__To do__.
Write out the data again in full, keeping every character the same.

__Excerpted data__.

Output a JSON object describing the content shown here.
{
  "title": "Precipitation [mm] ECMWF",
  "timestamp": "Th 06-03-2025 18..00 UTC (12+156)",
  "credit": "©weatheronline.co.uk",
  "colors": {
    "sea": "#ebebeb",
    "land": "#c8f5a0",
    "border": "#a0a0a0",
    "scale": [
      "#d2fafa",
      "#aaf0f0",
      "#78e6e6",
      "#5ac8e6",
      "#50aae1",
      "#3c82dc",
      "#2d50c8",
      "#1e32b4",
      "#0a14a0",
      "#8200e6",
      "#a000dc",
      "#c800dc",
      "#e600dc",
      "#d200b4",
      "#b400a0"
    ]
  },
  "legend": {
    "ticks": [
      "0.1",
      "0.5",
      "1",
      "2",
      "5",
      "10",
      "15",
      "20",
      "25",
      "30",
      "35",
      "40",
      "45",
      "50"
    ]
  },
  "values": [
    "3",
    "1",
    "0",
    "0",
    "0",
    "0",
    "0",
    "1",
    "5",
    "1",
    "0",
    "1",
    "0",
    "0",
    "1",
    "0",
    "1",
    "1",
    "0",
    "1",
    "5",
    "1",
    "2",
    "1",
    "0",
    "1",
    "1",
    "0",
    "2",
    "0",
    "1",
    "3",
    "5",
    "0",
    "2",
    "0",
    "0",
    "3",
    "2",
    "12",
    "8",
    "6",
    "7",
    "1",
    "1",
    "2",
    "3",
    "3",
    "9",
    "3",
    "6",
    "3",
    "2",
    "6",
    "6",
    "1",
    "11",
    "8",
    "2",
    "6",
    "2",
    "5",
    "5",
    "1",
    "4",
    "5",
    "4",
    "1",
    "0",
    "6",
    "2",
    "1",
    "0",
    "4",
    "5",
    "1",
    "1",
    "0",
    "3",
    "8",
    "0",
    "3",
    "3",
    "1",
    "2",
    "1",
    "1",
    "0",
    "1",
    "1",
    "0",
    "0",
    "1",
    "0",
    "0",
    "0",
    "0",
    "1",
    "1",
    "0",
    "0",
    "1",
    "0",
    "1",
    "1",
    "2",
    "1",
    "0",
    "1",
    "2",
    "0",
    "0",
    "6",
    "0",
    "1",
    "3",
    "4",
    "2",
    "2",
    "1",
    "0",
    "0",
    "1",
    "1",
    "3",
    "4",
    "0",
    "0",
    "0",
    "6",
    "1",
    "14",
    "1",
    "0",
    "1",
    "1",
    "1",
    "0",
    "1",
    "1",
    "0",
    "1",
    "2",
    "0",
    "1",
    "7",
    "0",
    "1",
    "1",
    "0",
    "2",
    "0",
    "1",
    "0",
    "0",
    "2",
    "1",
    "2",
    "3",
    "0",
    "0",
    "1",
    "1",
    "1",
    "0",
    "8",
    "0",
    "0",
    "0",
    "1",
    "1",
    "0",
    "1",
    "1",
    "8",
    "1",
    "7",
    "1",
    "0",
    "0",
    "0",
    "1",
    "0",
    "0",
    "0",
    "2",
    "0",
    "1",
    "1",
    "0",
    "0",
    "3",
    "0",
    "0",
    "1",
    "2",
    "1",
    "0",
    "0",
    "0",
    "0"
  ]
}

__Answer to the exercise__.
Output a JSON object describing the content shown here.
{
  "title": "Precipitation [mm] ECMWF",
  "timestamp": "Th 06-03-2025 18..00 UTC (12+156)",
  "credit": "©weatheronline.co.uk",
  "colors": {
    "sea": "#ebebeb",
    "land": "#c8f5a0",
    "border": "#a0a0a0",
    "scale": [
      "#d2fafa",
      "#aaf0f0",
      "#78e6e6",
      "#5ac8e6",
      "#50aae1",
      "#3c82dc",
      "#2d50c8",
      "#1e32b4",
      "#0a14a0",
      "#8200e6",
      "#a000dc",
      "#c800dc",
      "#e600dc",
      "#d200b4",
      "#b400a0"
    ]
  },
  "legend": {
    "ticks": [
      "0.1",
      "0.5",
      "1",
      "2",
      "5",
      "10",
      "15",
      "20",
      "25",
      "30",
      "35",
      "40",
      "45",
      "50"
    ]
  },
  "values": [
    "3",
    "1",
    "0",
    "0",
    "0",
    "0",
    "0",
    "1",
    "5",
    "1",
    "0",
    "1",
    "0",
    "0",
    "1",
    "0",
    "1",
    "1",
    "0",
    "1",
    "5",
    "1",
    "2",
    "1",
    "0",
    "1",
    "1",
    "0",
    "2",
    "0",
    "1",
    "3",
    "5",
    "0",
    "2",
    "0",
    "0",
    "3",
    "2",
    "12",
    "8",
    "6",
    "7",
    "1",
    "1",
    "2",
    "3",
    "3",
    "9",
    "3",
    "6",
    "3",
    "2",
    "6",
    "6",
    "1",
    "11",
    "8",
    "2",
    "6",
    "2",
    "5",
    "5",
    "1",
    "4",
    "5",
    "4",
    "1",
    "0",
    "6",
    "2",
    "1",
    "0",
    "4",
    "5",
    "1",
    "1",
    "0",
    "3",
    "8",
    "0",
    "3",
    "3",
    "1",
    "2",
    "1",
    "1",
    "0",
    "1",
    "1",
    "0",
    "0",
    "1",
    "0",
    "0",
    "0",
    "0",
    "1",
    "1",
    "0",
    "0",
    "1",
    "0",
    "1",
    "1",
    "2",
    "1",
    "0",
    "1",
    "2",
    "0",
    "0",
    "6",
    "0",
    "1",
    "3",
    "4",
    "2",
    "2",
    "1",
    "0",
    "0",
    "1",
    "1",
    "3",
    "4",
    "0",
    "0",
    "0",
    "6",
    "1",
    "14",
    "1",
    "0",
    "1",
    "1",
    "1",
    "0",
    "1",
    "1",
    "0",
    "1",
    "2",
    "0",
    "1",
    "7",
    "0",
    "1",
    "1",
    "0",
    "2",
    "0",
    "1",
    "0",
    "0",
    "2",
    "1",
    "2",
    "3",
    "0",
    "0",
    "1",
    "1",
    "1",
    "0",
    "8",
    "0",
    "0",
    "0",
    "1",
    "1",
    "0",
    "1",
    "1",
    "8",
    "1",
    "7",
    "1",
    "0",
    "0",
    "0",
    "1",
    "0",
    "0",
    "0",
    "2",
    "0",
    "1",
    "1",
    "0",
    "0",
    "3",
    "0",
    "0",
    "1",
    "2",
    "1",
    "0",
    "0",
    "0",
    "0"
  ]
}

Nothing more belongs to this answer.